Things are changing. Four decades of neo-liberalism have resulted in grotesque levels of inequality. So, for example, lorry drivers’ pay has remained stagnant while working conditions declined, and workloads grew. This is mirrored across society. The accumulated impact of these trends, compounded by the pandemic, is reflected in staff shortages in key sectors from transport to care. In this context workers are starting to organise, take action and win.
Whether or not the anger that these actions represent, and the confidence they engender, can generalise beyond immediate economic demands to grapple with the need for system change depends on the way in which political ideas develop in both the trade union and climate movements. Not least, a worker-led transition requires new forms of organisation at the base and a rejection of employer partnership.

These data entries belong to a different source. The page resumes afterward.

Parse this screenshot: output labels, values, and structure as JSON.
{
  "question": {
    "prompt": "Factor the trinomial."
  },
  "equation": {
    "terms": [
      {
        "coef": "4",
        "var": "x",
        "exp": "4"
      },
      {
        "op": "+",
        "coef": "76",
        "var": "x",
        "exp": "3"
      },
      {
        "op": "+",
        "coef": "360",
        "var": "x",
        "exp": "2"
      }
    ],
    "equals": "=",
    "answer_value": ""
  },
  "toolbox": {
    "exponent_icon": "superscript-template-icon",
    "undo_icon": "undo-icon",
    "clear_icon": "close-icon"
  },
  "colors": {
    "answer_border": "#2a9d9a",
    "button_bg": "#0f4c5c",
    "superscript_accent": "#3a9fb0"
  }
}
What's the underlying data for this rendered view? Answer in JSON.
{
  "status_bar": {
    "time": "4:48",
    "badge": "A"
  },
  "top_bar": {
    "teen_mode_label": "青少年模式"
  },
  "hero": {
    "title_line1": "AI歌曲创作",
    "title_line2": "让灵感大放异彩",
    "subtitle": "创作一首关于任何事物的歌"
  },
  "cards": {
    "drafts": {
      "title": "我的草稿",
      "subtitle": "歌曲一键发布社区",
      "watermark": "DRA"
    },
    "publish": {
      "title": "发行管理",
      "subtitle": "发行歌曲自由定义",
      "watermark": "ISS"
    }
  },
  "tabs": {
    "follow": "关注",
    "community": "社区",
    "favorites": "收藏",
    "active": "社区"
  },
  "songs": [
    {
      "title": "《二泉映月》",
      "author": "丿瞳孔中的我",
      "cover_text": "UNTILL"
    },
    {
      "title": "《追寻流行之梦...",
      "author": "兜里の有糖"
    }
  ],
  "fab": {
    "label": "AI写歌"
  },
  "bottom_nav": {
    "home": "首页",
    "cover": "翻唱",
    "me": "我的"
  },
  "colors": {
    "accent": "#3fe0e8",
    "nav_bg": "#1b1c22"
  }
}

Objectively the conditions are favourable for this to develop. Marxist Ecologist John Bellamy Foster argues that the existential threat posed by the climate crisis can create a revolutionary situation in which the struggle for freedom (from oppression, poverty and more) and the struggle for necessity (survival in the face of climate chaos) coincide. Such a formulation may seem like an impossible step from the action of rail workers and council workers in Scotland – yet building a movement that can achieve system change (necessity) will be one of many steps and reversals – sometimes slow – sometimes rapid.
In order to turn this into a reality, one step is for climate activists to actively lend their
support to striking workers, whether it be the refuse collectors in Glasgow and Brighton, the HGV drivers nationally or bus and rail workers. Supporting road haulage might on the surface seem contradictory to the fight against climate change but ultimately the change we need will come from below, with unity across the struggles being of paramount importance.
Likewise, we need to see trade unionists march with their banners alongside climate
activists at COP26 and beyond. The fights for decent jobs and a decent environment are not in opposition: they are one and the same.
Writing about how neo-liberalism and its consequences can be overturned, Panagiotis Sotiris talks about ‘productive reconstruction’.
We must think of ‘productive reconstruction’ not as ‘a return to growth’ but as a process of transformation and intense confrontation with capital, based upon public ownership, self-management, and forms of workers’ control. It has to be a process of experimentation and learning.
This seems like a pretty good agenda for both the climate and workers’ movements.